It is communion with the waters, communion through the waters, that will sustain us through this drought.
It is communion with the waters, communion through the waters that will sustain the land through this drought.
It is communion with the waters, communion through the waters that will allow us to remember the sacredness of water.
It is this communion with the waters, communion through the waters, that will call the rains back to the land.
And so I share this vision with you.
A Liturgy for reconnection with the waters
This communion can be as simple or as elaborate as you would like it to be. This liturgy is intentionally kept simple so as to increase accessibility.
For this ritual you will need:
1 Cup or Vessle for Water and Potable (safe for drinking) Water
Optional: A potted plant or bowl of Earth and Non-Potable waters collected from a sacred site, holy well, or polluted river and candles, an Altar, or other Ritual Items from your tradition
- Begin by gathering in a circle and taking some breaths in silence together. You could add opening words, a poem, and/or a song here if you want to create a more elaborate ritual.
- Pour the potable water into the cup. One person will lift up the water towards the sky or ceiling. Imagine the rains falling down onto the earth as you do this.
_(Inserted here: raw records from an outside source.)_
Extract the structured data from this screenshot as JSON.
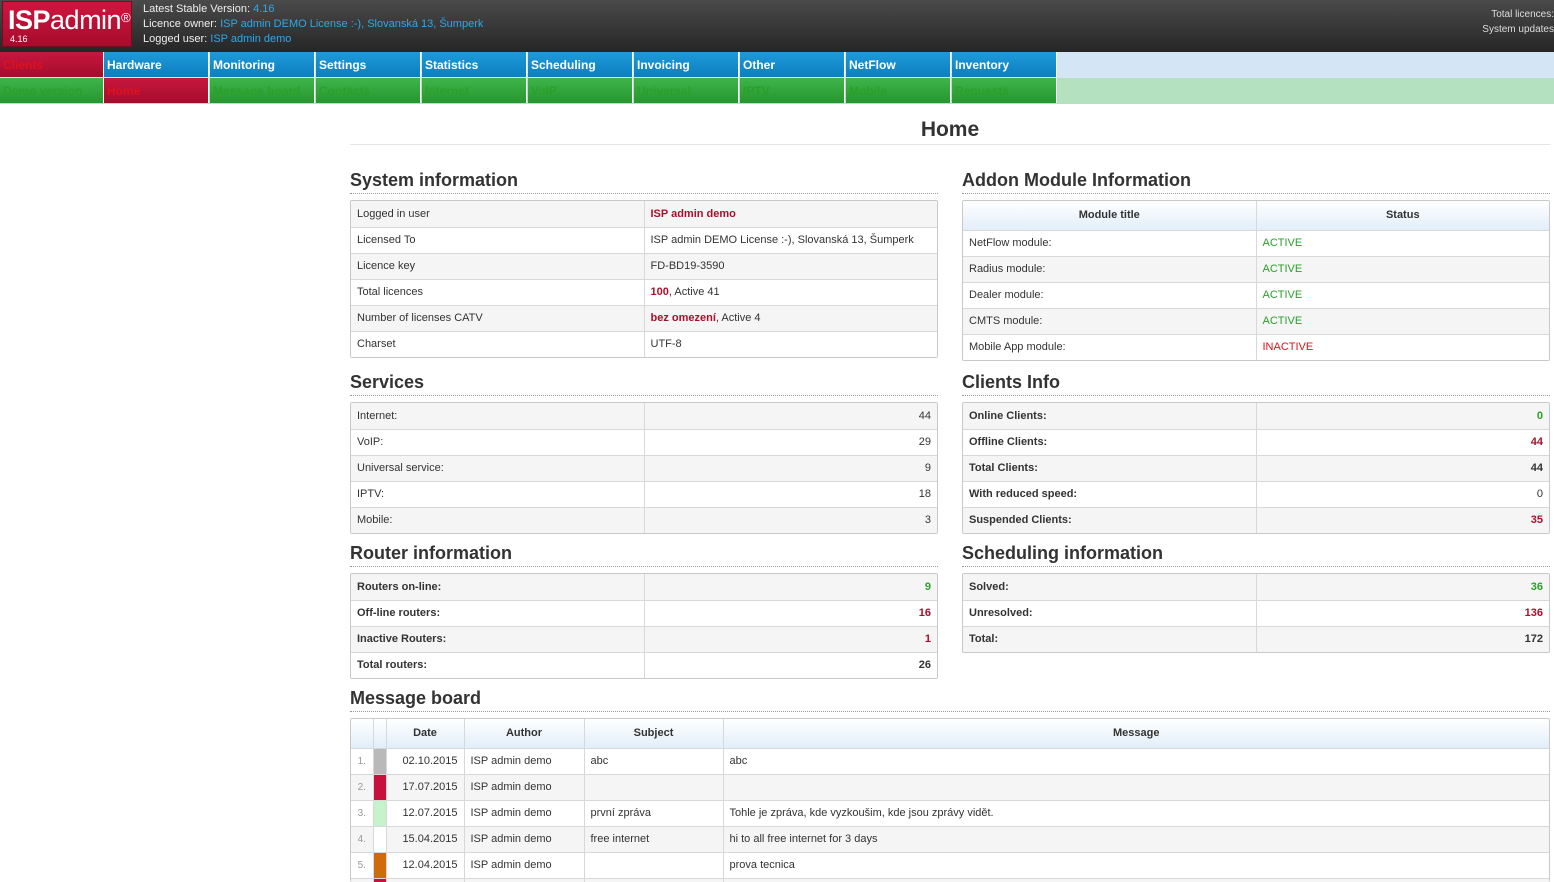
{
  "header": {
    "logo_isp": "ISP",
    "logo_admin": "admin",
    "logo_reg": "®",
    "logo_version": "4.16",
    "latest_label": "Latest Stable Version:",
    "latest_value": "4.16",
    "owner_label": "Licence owner:",
    "owner_value": "ISP admin DEMO License :-), Slovanská 13, Šumperk",
    "user_label": "Logged user:",
    "user_value": "ISP admin demo",
    "right_line1": "Total licences:",
    "right_line2": "System updates"
  },
  "nav": {
    "row1": [
      "Clients",
      "Hardware",
      "Monitoring",
      "Settings",
      "Statistics",
      "Scheduling",
      "Invoicing",
      "Other",
      "NetFlow",
      "Inventory"
    ],
    "row2": [
      "Demo version",
      "Home",
      "Message board",
      "Contacts",
      "Internet",
      "VoIP",
      "Universal",
      "IPTV",
      "Mobile",
      "Requests"
    ]
  },
  "page_title": "Home",
  "system_info": {
    "title": "System information",
    "rows": [
      {
        "label": "Logged in user",
        "value": "ISP admin demo"
      },
      {
        "label": "Licensed To",
        "value": "ISP admin DEMO License :-), Slovanská 13, Šumperk"
      },
      {
        "label": "Licence key",
        "value": "FD-BD19-3590"
      },
      {
        "label": "Total licences",
        "value_bold": "100",
        "value_rest": ", Active 41"
      },
      {
        "label": "Number of licenses CATV",
        "value_bold": "bez omezení",
        "value_rest": ", Active 4"
      },
      {
        "label": "Charset",
        "value": "UTF-8"
      }
    ]
  },
  "addon": {
    "title": "Addon Module Information",
    "col_title": "Module title",
    "col_status": "Status",
    "rows": [
      {
        "name": "NetFlow module:",
        "status": "ACTIVE"
      },
      {
        "name": "Radius module:",
        "status": "ACTIVE"
      },
      {
        "name": "Dealer module:",
        "status": "ACTIVE"
      },
      {
        "name": "CMTS module:",
        "status": "ACTIVE"
      },
      {
        "name": "Mobile App module:",
        "status": "INACTIVE"
      }
    ]
  },
  "services": {
    "title": "Services",
    "rows": [
      {
        "label": "Internet:",
        "value": "44"
      },
      {
        "label": "VoIP:",
        "value": "29"
      },
      {
        "label": "Universal service:",
        "value": "9"
      },
      {
        "label": "IPTV:",
        "value": "18"
      },
      {
        "label": "Mobile:",
        "value": "3"
      }
    ]
  },
  "clients_info": {
    "title": "Clients Info",
    "rows": [
      {
        "label": "Online Clients:",
        "value": "0"
      },
      {
        "label": "Offline Clients:",
        "value": "44"
      },
      {
        "label": "Total Clients:",
        "value": "44"
      },
      {
        "label": "With reduced speed:",
        "value": "0"
      },
      {
        "label": "Suspended Clients:",
        "value": "35"
      }
    ]
  },
  "router_info": {
    "title": "Router information",
    "rows": [
      {
        "label": "Routers on-line:",
        "value": "9"
      },
      {
        "label": "Off-line routers:",
        "value": "16"
      },
      {
        "label": "Inactive Routers:",
        "value": "1"
      },
      {
        "label": "Total routers:",
        "value": "26"
      }
    ]
  },
  "scheduling_info": {
    "title": "Scheduling information",
    "rows": [
      {
        "label": "Solved:",
        "value": "36"
      },
      {
        "label": "Unresolved:",
        "value": "136"
      },
      {
        "label": "Total:",
        "value": "172"
      }
    ]
  },
  "message_board": {
    "title": "Message board",
    "columns": [
      "Date",
      "Author",
      "Subject",
      "Message"
    ],
    "rows": [
      {
        "index": "1.",
        "color": "#b9b9b9",
        "date": "02.10.2015",
        "author": "ISP admin demo",
        "subject": "abc",
        "message": "abc"
      },
      {
        "index": "2.",
        "color": "#c8103c",
        "date": "17.07.2015",
        "author": "ISP admin demo",
        "subject": "",
        "message": ""
      },
      {
        "index": "3.",
        "color": "#c5f3cc",
        "date": "12.07.2015",
        "author": "ISP admin demo",
        "subject": "první zpráva",
        "message": "Tohle je zpráva, kde vyzkoušim, kde jsou zprávy vidět."
      },
      {
        "index": "4.",
        "color": "#ffffff",
        "date": "15.04.2015",
        "author": "ISP admin demo",
        "subject": "free internet",
        "message": "hi to all free internet for 3 days"
      },
      {
        "index": "5.",
        "color": "#d06a0c",
        "date": "12.04.2015",
        "author": "ISP admin demo",
        "subject": "",
        "message": "prova tecnica"
      }
    ]
  }
}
- Offer a prayer or blessing into the water. This person will then lower the glass and speak their prayer or blessing into the water in the cup. This can be offered with words, song, or in silence. Connect with gratitude for the waters of the earth and the waters inside your body as you do this.
- Pass the Cup to the person to your left. The next person will lift the water to the sky and then offer a prayer or blessing into the water as described in the previous steps. Pass the cup around the circle until all participants have offered a blessing.
- Drink or Anoint with the Water. Each person should take a small sip of the water or anoint their body with a drop of water. As you drink or anoint your body with the water, I invite you to feel your human connection with water through the water that is inside your body and your human dependence upon water for survival.
- Offer the water to the Earth. Take the remainder of the water and pour it onto the earth. You might have a potted plant or a small bowl of dirt that is inside the circle with you that you pour the remaining water into symbolically representing a return of the waters to the earth. You may want to perform the ritual outside where you can directly pour the remaining water onto the earth. Or you may want to as a group walk outside together, gather again in a circle and pour the water on the earth together. Here would be another good place to add closing words, a song, or a prayer or blessing from your tradition. If you have non-potable water that you would like to add to the ceremony, you can add this water to the glass before you return the waters to the earth.
I invite you to consider changing this ritual adding elements that may make it feel more resonate for people in your circle. Perhaps adding prayers or songs from your religious or cultural tradition would make it feel more powerful for people in your circle. Perhaps passing around the cup and only a silent breath of gratitude would make this ritual feel accessible for your community. The ritual actions can all be completed by one person or they can be shared by many. Please don’t be afraid to modify and share this ritual widely. Please Share your Visions, Experiences, and Prayers in the comments below!
Blessed Be the Rains
Blessed Be the Oceans
Blessed Be the Waters.